**Problem**
Everything in the listing below should be written out again exactly, except the pictures.

──────── Source material ────────

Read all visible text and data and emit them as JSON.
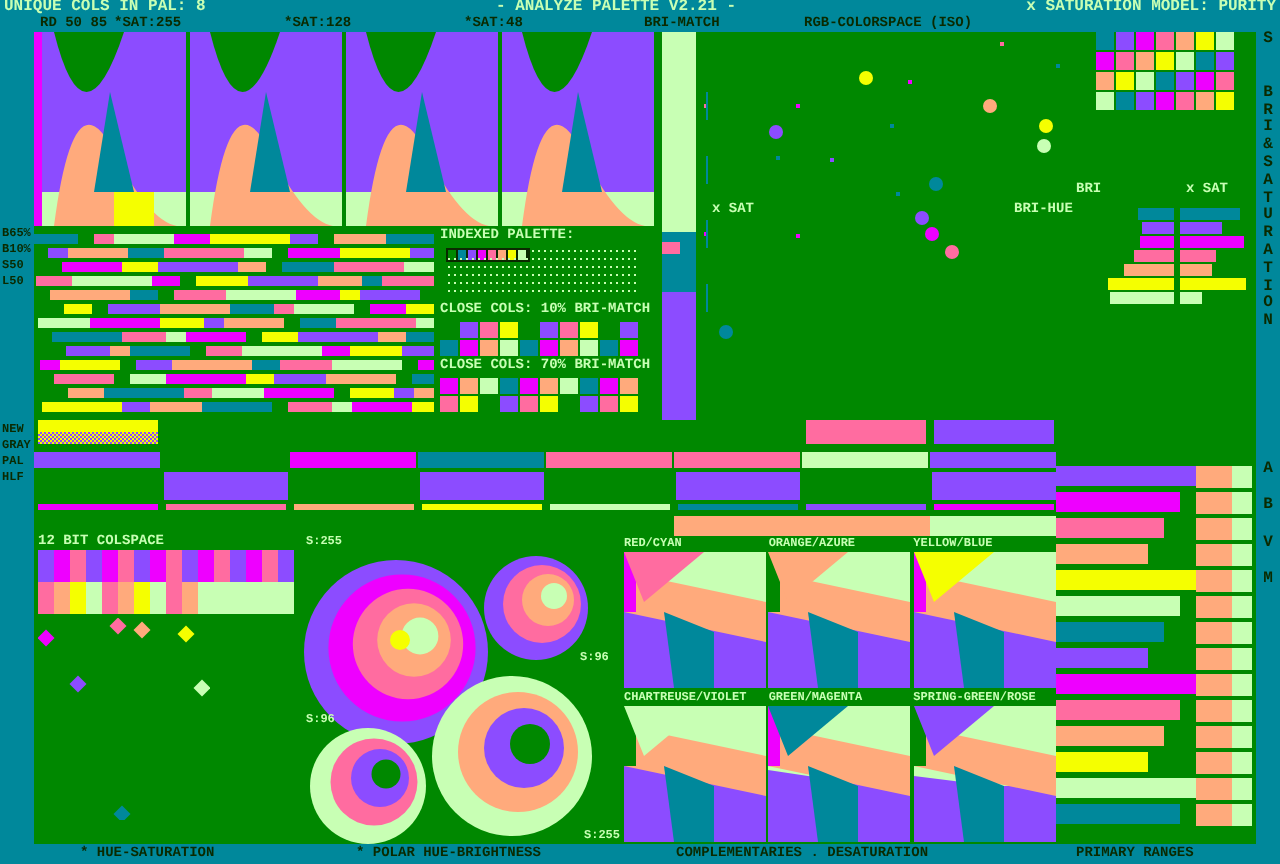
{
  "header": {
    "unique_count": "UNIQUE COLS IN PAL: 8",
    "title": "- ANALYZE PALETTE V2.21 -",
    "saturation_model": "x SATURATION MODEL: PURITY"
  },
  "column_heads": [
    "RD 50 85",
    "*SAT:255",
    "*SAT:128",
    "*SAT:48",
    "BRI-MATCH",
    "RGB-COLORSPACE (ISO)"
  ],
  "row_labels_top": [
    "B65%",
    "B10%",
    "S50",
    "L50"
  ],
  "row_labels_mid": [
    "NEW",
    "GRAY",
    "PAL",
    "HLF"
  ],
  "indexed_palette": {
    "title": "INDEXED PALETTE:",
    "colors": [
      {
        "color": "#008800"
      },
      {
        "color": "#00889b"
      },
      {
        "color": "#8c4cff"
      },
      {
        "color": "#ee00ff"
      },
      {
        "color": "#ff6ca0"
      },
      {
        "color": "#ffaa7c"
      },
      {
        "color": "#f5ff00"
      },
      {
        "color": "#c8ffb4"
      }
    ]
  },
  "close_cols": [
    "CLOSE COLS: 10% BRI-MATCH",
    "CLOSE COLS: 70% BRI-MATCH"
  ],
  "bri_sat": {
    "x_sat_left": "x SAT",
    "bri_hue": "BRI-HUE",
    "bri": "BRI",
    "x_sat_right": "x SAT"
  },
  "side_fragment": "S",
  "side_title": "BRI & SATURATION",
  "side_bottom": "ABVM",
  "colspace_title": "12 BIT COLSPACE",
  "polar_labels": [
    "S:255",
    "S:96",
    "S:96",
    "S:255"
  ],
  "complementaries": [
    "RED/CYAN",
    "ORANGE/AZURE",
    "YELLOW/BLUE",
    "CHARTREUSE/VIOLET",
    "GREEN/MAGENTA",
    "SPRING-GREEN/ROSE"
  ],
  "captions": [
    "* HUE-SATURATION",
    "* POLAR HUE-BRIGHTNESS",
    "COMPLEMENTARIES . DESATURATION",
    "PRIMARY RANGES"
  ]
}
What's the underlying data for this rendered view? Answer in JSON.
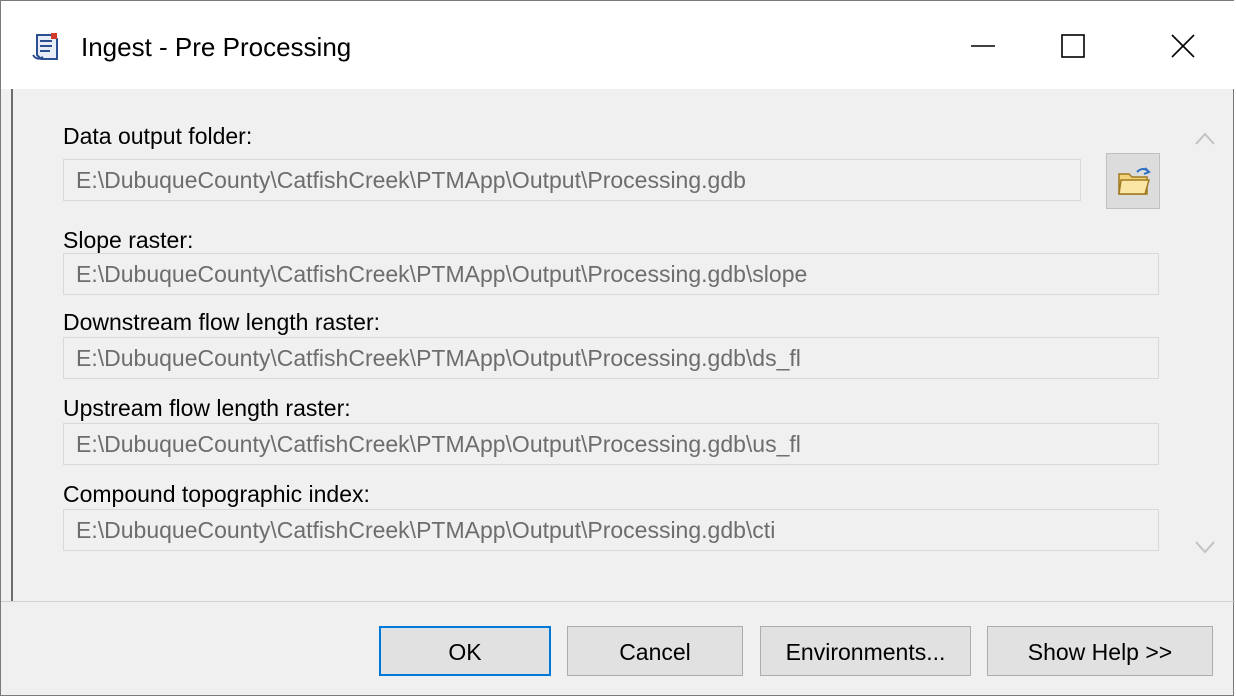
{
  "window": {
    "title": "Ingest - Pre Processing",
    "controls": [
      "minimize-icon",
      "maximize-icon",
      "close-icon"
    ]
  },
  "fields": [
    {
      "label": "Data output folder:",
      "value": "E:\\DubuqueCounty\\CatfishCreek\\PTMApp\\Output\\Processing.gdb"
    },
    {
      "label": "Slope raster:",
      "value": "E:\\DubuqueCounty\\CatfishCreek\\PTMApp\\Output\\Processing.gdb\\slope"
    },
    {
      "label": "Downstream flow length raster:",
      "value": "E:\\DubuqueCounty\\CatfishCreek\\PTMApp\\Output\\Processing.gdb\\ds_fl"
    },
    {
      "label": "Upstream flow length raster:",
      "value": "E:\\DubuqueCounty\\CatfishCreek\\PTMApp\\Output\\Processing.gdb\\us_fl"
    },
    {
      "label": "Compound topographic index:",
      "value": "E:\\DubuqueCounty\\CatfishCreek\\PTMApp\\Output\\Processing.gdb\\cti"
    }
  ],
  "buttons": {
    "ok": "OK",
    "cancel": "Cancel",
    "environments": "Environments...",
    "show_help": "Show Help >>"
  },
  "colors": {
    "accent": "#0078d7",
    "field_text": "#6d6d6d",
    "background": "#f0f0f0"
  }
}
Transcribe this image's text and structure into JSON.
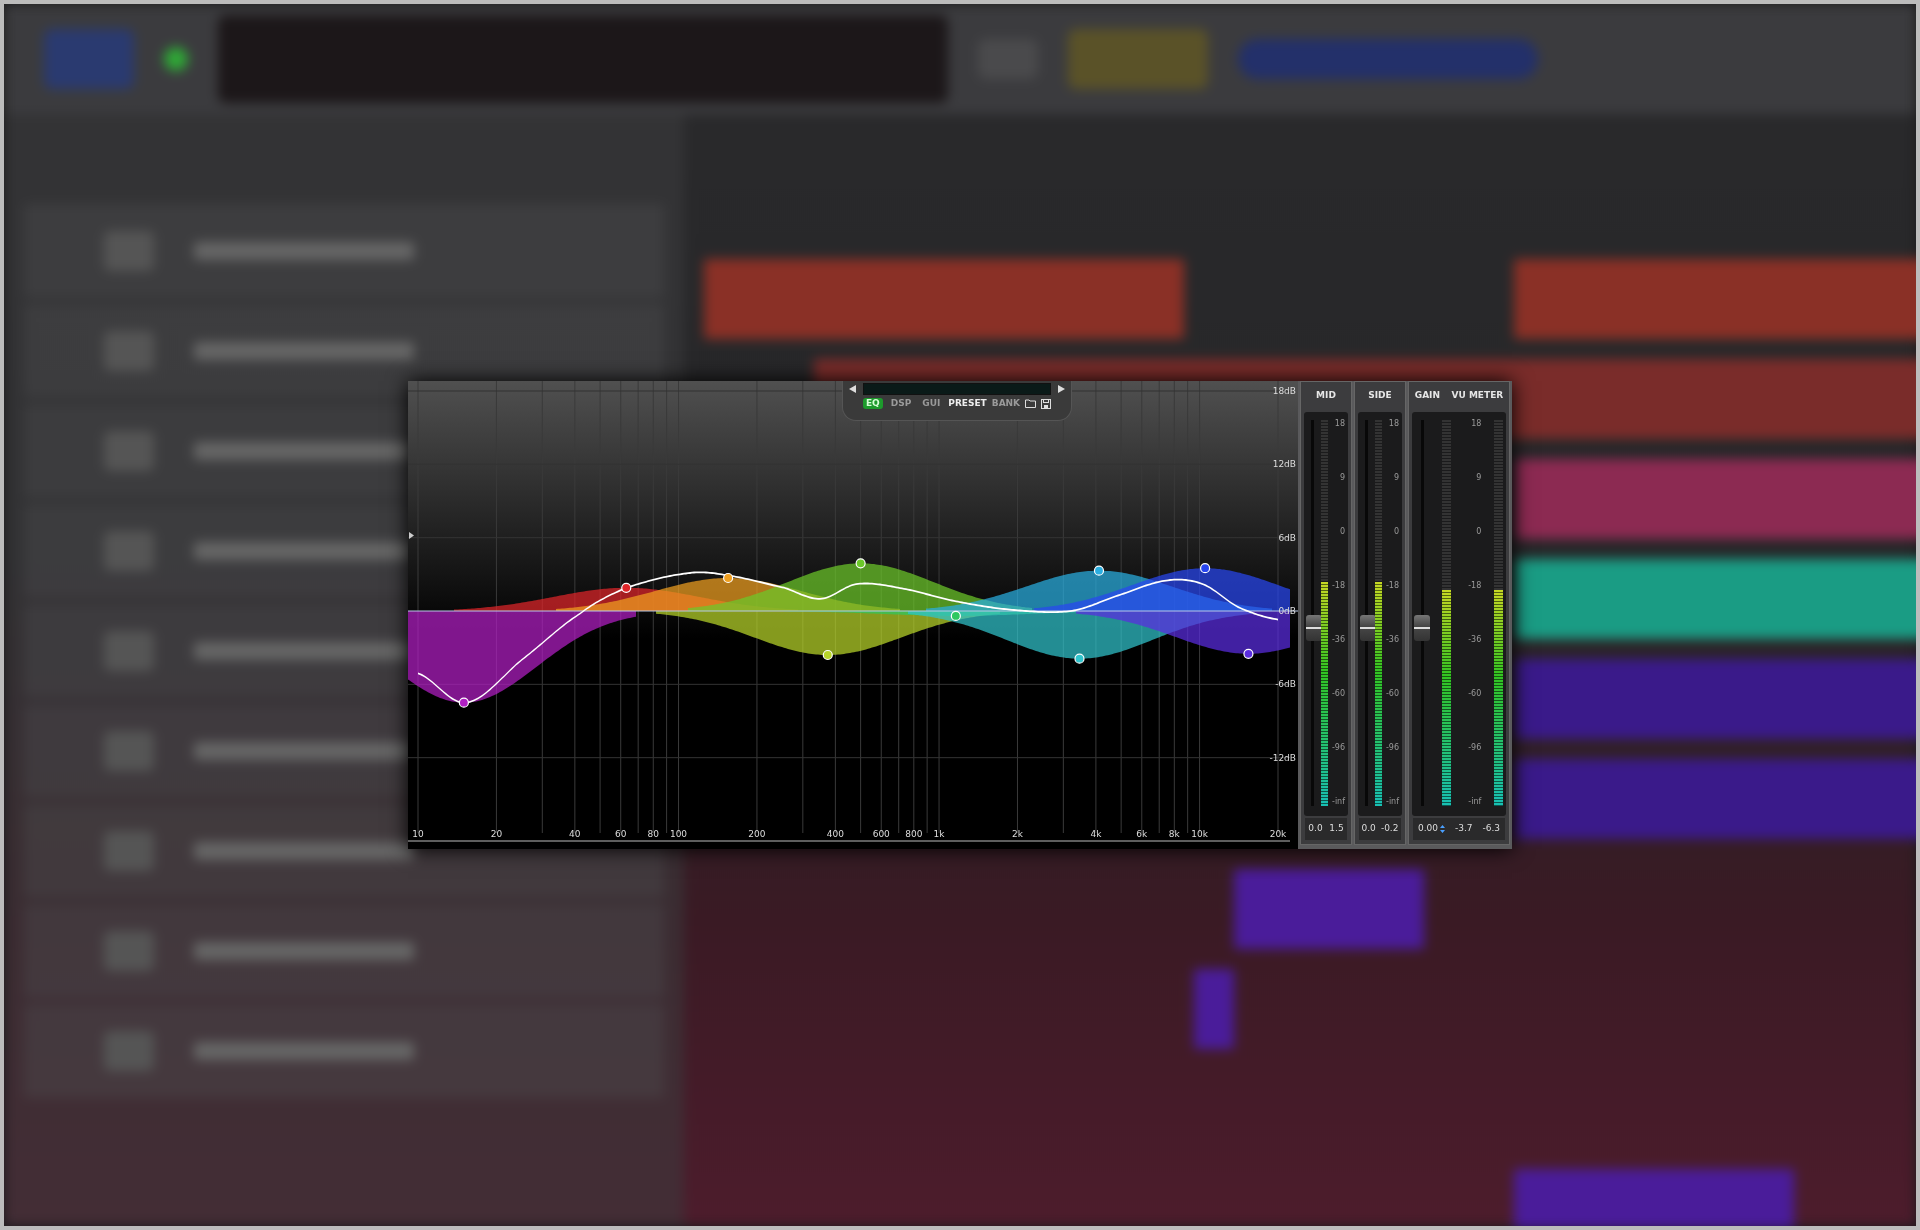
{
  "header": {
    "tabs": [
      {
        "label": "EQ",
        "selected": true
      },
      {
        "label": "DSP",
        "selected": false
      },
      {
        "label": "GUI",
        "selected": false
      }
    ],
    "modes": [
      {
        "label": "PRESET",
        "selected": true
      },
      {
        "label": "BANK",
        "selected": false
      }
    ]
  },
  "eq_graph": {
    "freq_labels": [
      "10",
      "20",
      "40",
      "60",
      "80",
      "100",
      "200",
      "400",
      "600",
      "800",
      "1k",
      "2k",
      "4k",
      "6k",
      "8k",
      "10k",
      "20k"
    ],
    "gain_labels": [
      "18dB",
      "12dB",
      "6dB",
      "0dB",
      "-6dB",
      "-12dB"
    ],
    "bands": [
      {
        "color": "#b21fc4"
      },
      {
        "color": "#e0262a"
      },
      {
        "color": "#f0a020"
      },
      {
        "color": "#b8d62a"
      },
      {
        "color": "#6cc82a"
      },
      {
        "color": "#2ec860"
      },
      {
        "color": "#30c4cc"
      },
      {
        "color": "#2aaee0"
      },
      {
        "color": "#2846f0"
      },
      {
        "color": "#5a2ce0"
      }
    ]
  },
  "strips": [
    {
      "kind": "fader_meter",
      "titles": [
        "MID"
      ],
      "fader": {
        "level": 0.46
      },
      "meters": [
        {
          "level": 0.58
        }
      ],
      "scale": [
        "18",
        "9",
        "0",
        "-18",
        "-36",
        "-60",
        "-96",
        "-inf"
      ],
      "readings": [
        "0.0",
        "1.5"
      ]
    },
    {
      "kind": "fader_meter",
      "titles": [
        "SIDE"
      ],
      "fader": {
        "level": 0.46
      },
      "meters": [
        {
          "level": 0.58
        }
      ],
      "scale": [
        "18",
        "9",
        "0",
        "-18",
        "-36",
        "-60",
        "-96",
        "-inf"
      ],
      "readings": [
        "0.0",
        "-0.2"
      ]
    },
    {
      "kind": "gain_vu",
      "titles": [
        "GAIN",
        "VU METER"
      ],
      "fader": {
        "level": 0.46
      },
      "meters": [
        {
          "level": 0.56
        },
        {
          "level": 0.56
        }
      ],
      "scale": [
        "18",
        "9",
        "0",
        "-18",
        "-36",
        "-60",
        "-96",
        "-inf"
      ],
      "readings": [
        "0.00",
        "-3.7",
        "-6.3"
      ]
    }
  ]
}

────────

**Expected answer**
Read all visible text and data and emit them as JSON.
{
  "header": {
    "unique_count": "UNIQUE COLS IN PAL: 8",
    "title": "- ANALYZE PALETTE V2.21 -",
    "saturation_model": "x SATURATION MODEL: PURITY"
  },
  "column_heads": [
    "RD 50 85",
    "*SAT:255",
    "*SAT:128",
    "*SAT:48",
    "BRI-MATCH",
    "RGB-COLORSPACE (ISO)"
  ],
  "row_labels_top": [
    "B65%",
    "B10%",
    "S50",
    "L50"
  ],
  "row_labels_mid": [
    "NEW",
    "GRAY",
    "PAL",
    "HLF"
  ],
  "indexed_palette": {
    "title": "INDEXED PALETTE:",
    "colors": [
      {
        "color": "#008800"
      },
      {
        "color": "#00889b"
      },
      {
        "color": "#8c4cff"
      },
      {
        "color": "#ee00ff"
      },
      {
        "color": "#ff6ca0"
      },
      {
        "color": "#ffaa7c"
      },
      {
        "color": "#f5ff00"
      },
      {
        "color": "#c8ffb4"
      }
    ]
  },
  "close_cols": [
    "CLOSE COLS: 10% BRI-MATCH",
    "CLOSE COLS: 70% BRI-MATCH"
  ],
  "bri_sat": {
    "x_sat_left": "x SAT",
    "bri_hue": "BRI-HUE",
    "bri": "BRI",
    "x_sat_right": "x SAT"
  },
  "side_fragment": "S",
  "side_title": "BRI & SATURATION",
  "side_bottom": "ABVM",
  "colspace_title": "12 BIT COLSPACE",
  "polar_labels": [
    "S:255",
    "S:96",
    "S:96",
    "S:255"
  ],
  "complementaries": [
    "RED/CYAN",
    "ORANGE/AZURE",
    "YELLOW/BLUE",
    "CHARTREUSE/VIOLET",
    "GREEN/MAGENTA",
    "SPRING-GREEN/ROSE"
  ],
  "captions": [
    "* HUE-SATURATION",
    "* POLAR HUE-BRIGHTNESS",
    "COMPLEMENTARIES . DESATURATION",
    "PRIMARY RANGES"
  ]
}
What's the underlying data for this rendered view? Answer in JSON.
{
  "window": {
    "title": "Ingest - Pre Processing",
    "controls": [
      "minimize-icon",
      "maximize-icon",
      "close-icon"
    ]
  },
  "fields": [
    {
      "label": "Data output folder:",
      "value": "E:\\DubuqueCounty\\CatfishCreek\\PTMApp\\Output\\Processing.gdb"
    },
    {
      "label": "Slope raster:",
      "value": "E:\\DubuqueCounty\\CatfishCreek\\PTMApp\\Output\\Processing.gdb\\slope"
    },
    {
      "label": "Downstream flow length raster:",
      "value": "E:\\DubuqueCounty\\CatfishCreek\\PTMApp\\Output\\Processing.gdb\\ds_fl"
    },
    {
      "label": "Upstream flow length raster:",
      "value": "E:\\DubuqueCounty\\CatfishCreek\\PTMApp\\Output\\Processing.gdb\\us_fl"
    },
    {
      "label": "Compound topographic index:",
      "value": "E:\\DubuqueCounty\\CatfishCreek\\PTMApp\\Output\\Processing.gdb\\cti"
    }
  ],
  "buttons": {
    "ok": "OK",
    "cancel": "Cancel",
    "environments": "Environments...",
    "show_help": "Show Help >>"
  },
  "colors": {
    "accent": "#0078d7",
    "field_text": "#6d6d6d",
    "background": "#f0f0f0"
  }
}
Transcribe this image's text and structure into JSON.
{
  "header": {
    "tabs": [
      {
        "label": "EQ",
        "selected": true
      },
      {
        "label": "DSP",
        "selected": false
      },
      {
        "label": "GUI",
        "selected": false
      }
    ],
    "modes": [
      {
        "label": "PRESET",
        "selected": true
      },
      {
        "label": "BANK",
        "selected": false
      }
    ]
  },
  "eq_graph": {
    "freq_labels": [
      "10",
      "20",
      "40",
      "60",
      "80",
      "100",
      "200",
      "400",
      "600",
      "800",
      "1k",
      "2k",
      "4k",
      "6k",
      "8k",
      "10k",
      "20k"
    ],
    "gain_labels": [
      "18dB",
      "12dB",
      "6dB",
      "0dB",
      "-6dB",
      "-12dB"
    ],
    "bands": [
      {
        "color": "#b21fc4"
      },
      {
        "color": "#e0262a"
      },
      {
        "color": "#f0a020"
      },
      {
        "color": "#b8d62a"
      },
      {
        "color": "#6cc82a"
      },
      {
        "color": "#2ec860"
      },
      {
        "color": "#30c4cc"
      },
      {
        "color": "#2aaee0"
      },
      {
        "color": "#2846f0"
      },
      {
        "color": "#5a2ce0"
      }
    ]
  },
  "strips": [
    {
      "kind": "fader_meter",
      "titles": [
        "MID"
      ],
      "fader": {
        "level": 0.46
      },
      "meters": [
        {
          "level": 0.58
        }
      ],
      "scale": [
        "18",
        "9",
        "0",
        "-18",
        "-36",
        "-60",
        "-96",
        "-inf"
      ],
      "readings": [
        "0.0",
        "1.5"
      ]
    },
    {
      "kind": "fader_meter",
      "titles": [
        "SIDE"
      ],
      "fader": {
        "level": 0.46
      },
      "meters": [
        {
          "level": 0.58
        }
      ],
      "scale": [
        "18",
        "9",
        "0",
        "-18",
        "-36",
        "-60",
        "-96",
        "-inf"
      ],
      "readings": [
        "0.0",
        "-0.2"
      ]
    },
    {
      "kind": "gain_vu",
      "titles": [
        "GAIN",
        "VU METER"
      ],
      "fader": {
        "level": 0.46
      },
      "meters": [
        {
          "level": 0.56
        },
        {
          "level": 0.56
        }
      ],
      "scale": [
        "18",
        "9",
        "0",
        "-18",
        "-36",
        "-60",
        "-96",
        "-inf"
      ],
      "readings": [
        "0.00",
        "-3.7",
        "-6.3"
      ]
    }
  ]
}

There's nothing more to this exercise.